Would you print the data below exactly, leaving out every picture?

----------

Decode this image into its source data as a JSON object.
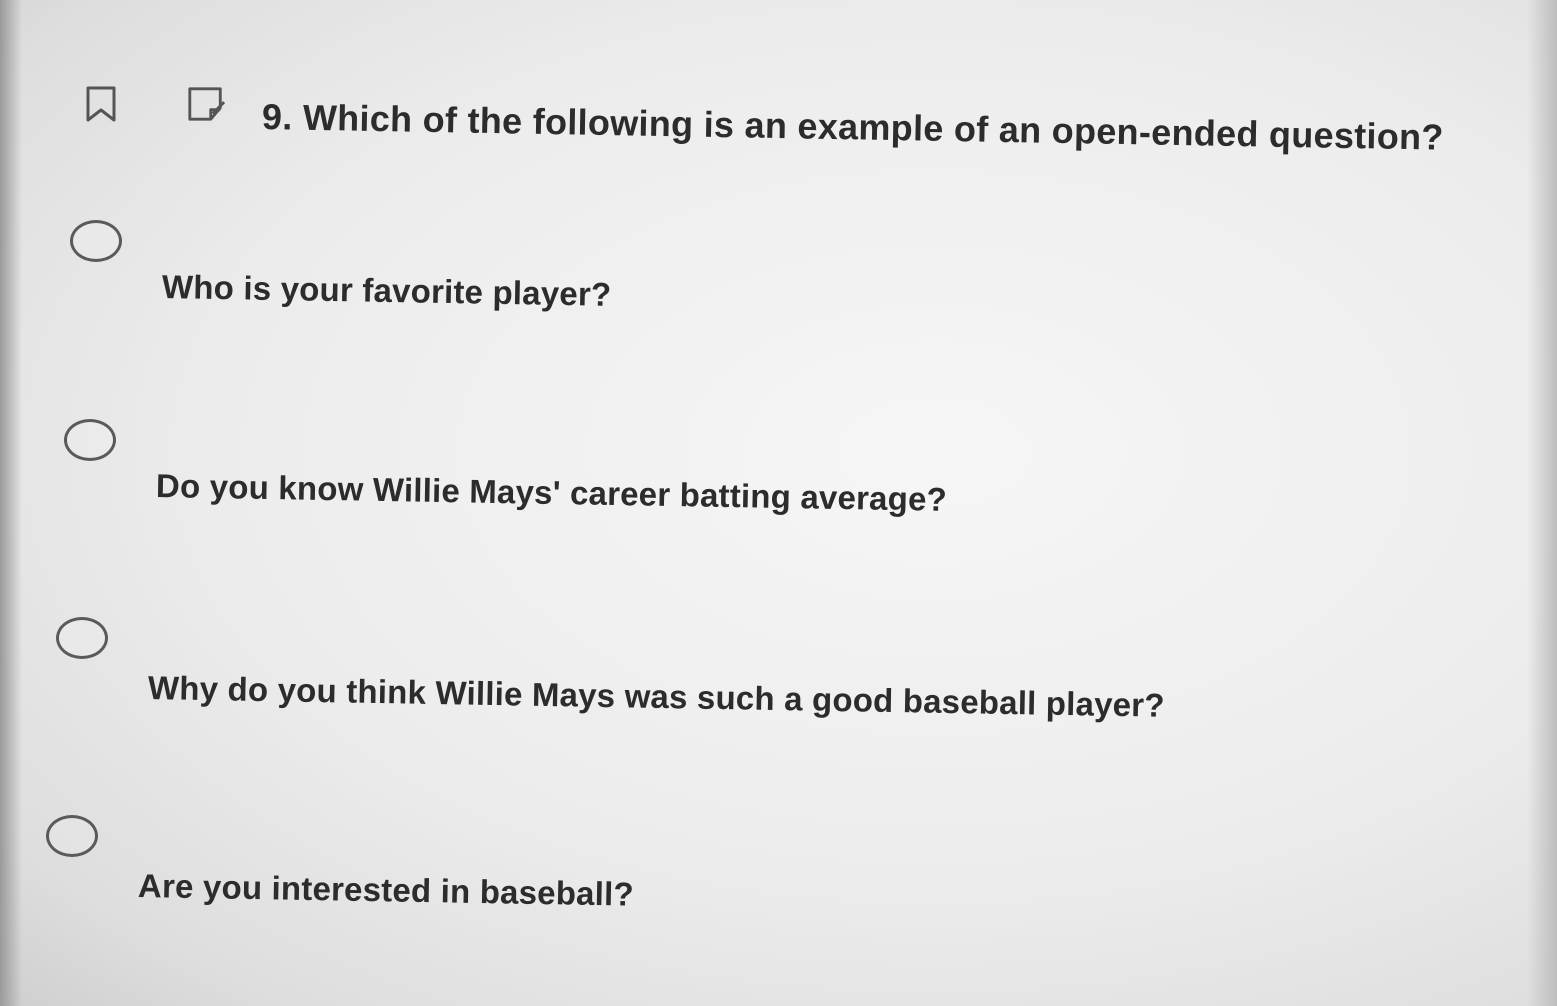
{
  "question": {
    "text": "9. Which of the following is an example of an open-ended question?",
    "icons": {
      "bookmark": "bookmark-icon",
      "note": "note-icon"
    }
  },
  "options": [
    {
      "label": "Who is your favorite player?",
      "selected": false
    },
    {
      "label": "Do you know Willie Mays' career batting average?",
      "selected": false
    },
    {
      "label": "Why do you think Willie Mays was such a good baseball player?",
      "selected": false
    },
    {
      "label": "Are you interested in baseball?",
      "selected": false
    }
  ]
}
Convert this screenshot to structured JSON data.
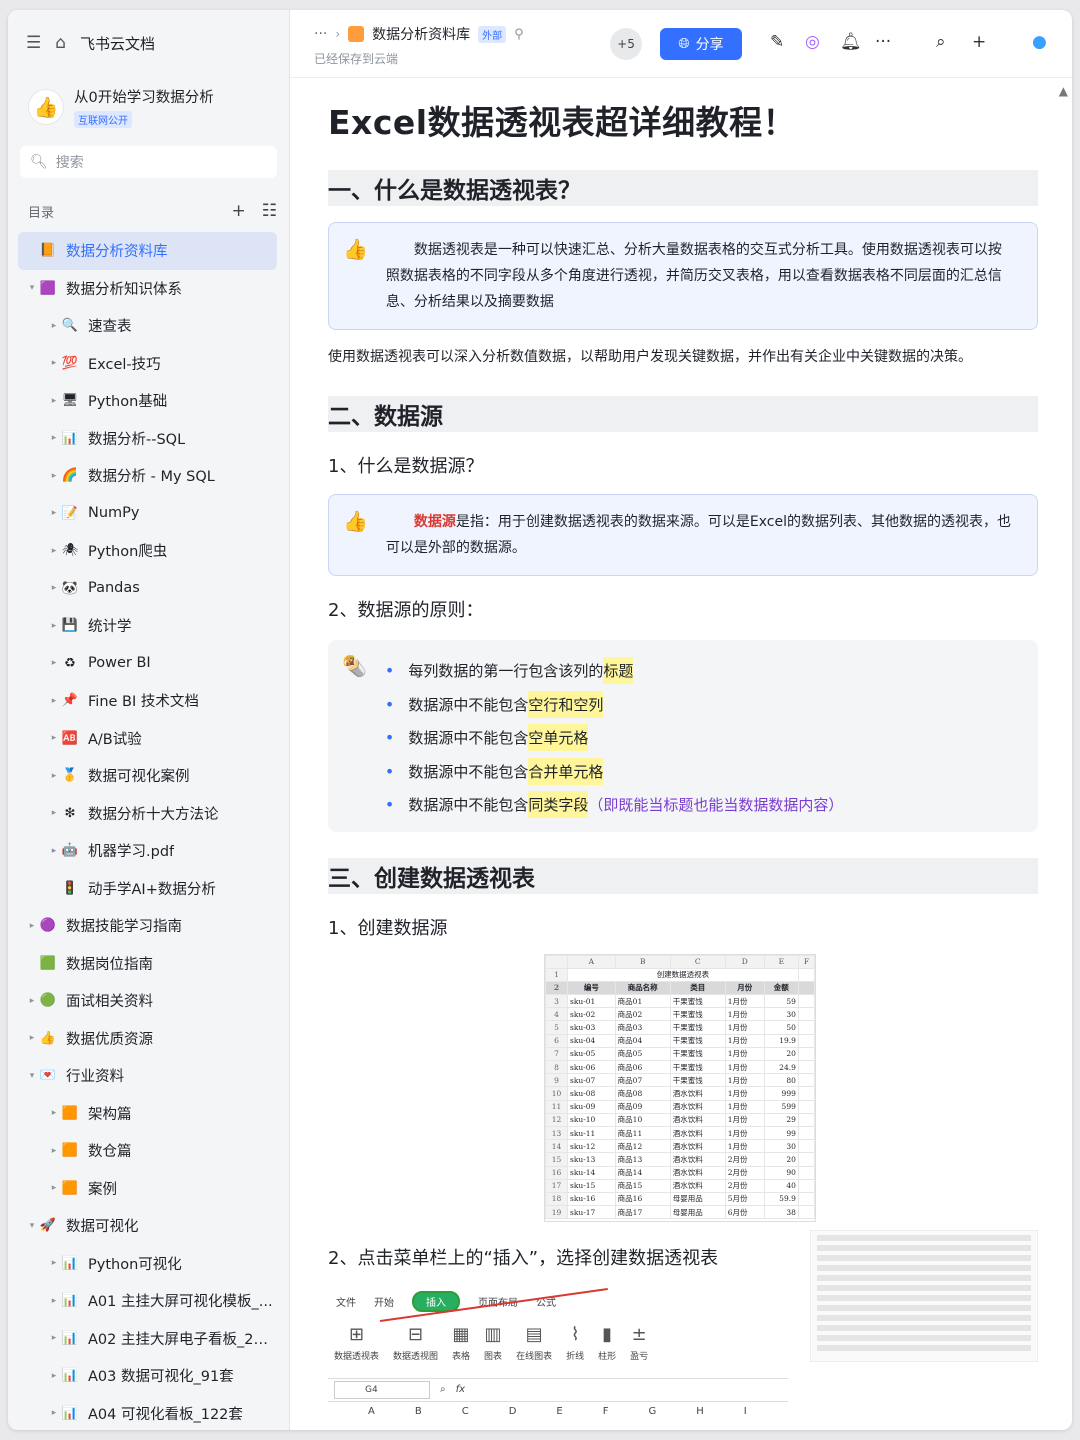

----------

EXERCISE RESULT:
Decode this image into its source data as a JSON object.
{
  "question": {
    "text": "9. Which of the following is an example of an open-ended question?",
    "icons": {
      "bookmark": "bookmark-icon",
      "note": "note-icon"
    }
  },
  "options": [
    {
      "label": "Who is your favorite player?",
      "selected": false
    },
    {
      "label": "Do you know Willie Mays' career batting average?",
      "selected": false
    },
    {
      "label": "Why do you think Willie Mays was such a good baseball player?",
      "selected": false
    },
    {
      "label": "Are you interested in baseball?",
      "selected": false
    }
  ]
}
Convert this screenshot to structured JSON data.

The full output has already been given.